→ WHAT YOU NEED TO DO
How many lines in the records below contain the word "name"? Reply with the number alone.

→ MATERIAL FOR THIS TASK
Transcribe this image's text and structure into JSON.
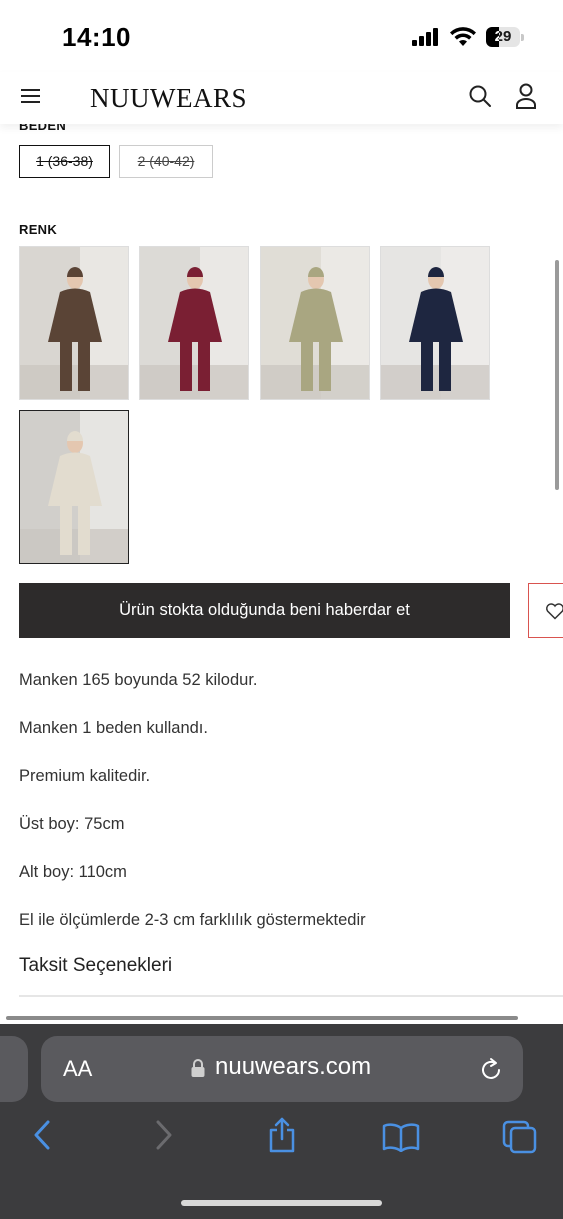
{
  "status": {
    "time": "14:10",
    "battery": "29"
  },
  "header": {
    "logo": "NUUWEARS"
  },
  "size_section": {
    "label": "BEDEN",
    "options": [
      {
        "label": "1 (36-38)",
        "selected": true
      },
      {
        "label": "2 (40-42)",
        "selected": false
      }
    ]
  },
  "color_section": {
    "label": "RENK",
    "swatches": [
      {
        "name": "brown",
        "color": "#5a4436",
        "bg": "#d9d6d1",
        "selected": false
      },
      {
        "name": "burgundy",
        "color": "#7a1f33",
        "bg": "#dcdad6",
        "selected": false
      },
      {
        "name": "khaki",
        "color": "#a9a681",
        "bg": "#e0ddd6",
        "selected": false
      },
      {
        "name": "navy",
        "color": "#1e2640",
        "bg": "#e6e5e3",
        "selected": false
      },
      {
        "name": "cream",
        "color": "#e2dccf",
        "bg": "#d1cfcb",
        "selected": true
      }
    ]
  },
  "actions": {
    "notify_label": "Ürün stokta olduğunda beni haberdar et"
  },
  "description": [
    "Manken 165 boyunda 52 kilodur.",
    "Manken 1 beden kullandı.",
    "Premium kalitedir.",
    "Üst boy: 75cm",
    "Alt boy: 110cm",
    "El ile ölçümlerde 2-3 cm farklılık göstermektedir"
  ],
  "installments": {
    "title": "Taksit Seçenekleri"
  },
  "browser": {
    "aa_label": "AA",
    "url": "nuuwears.com"
  },
  "icons": [
    "hamburger-icon",
    "search-icon",
    "user-icon",
    "heart-icon",
    "lock-icon",
    "reload-icon",
    "back-icon",
    "forward-icon",
    "share-icon",
    "bookmarks-icon",
    "tabs-icon"
  ]
}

→ SOLUTION TO THIS TASK
5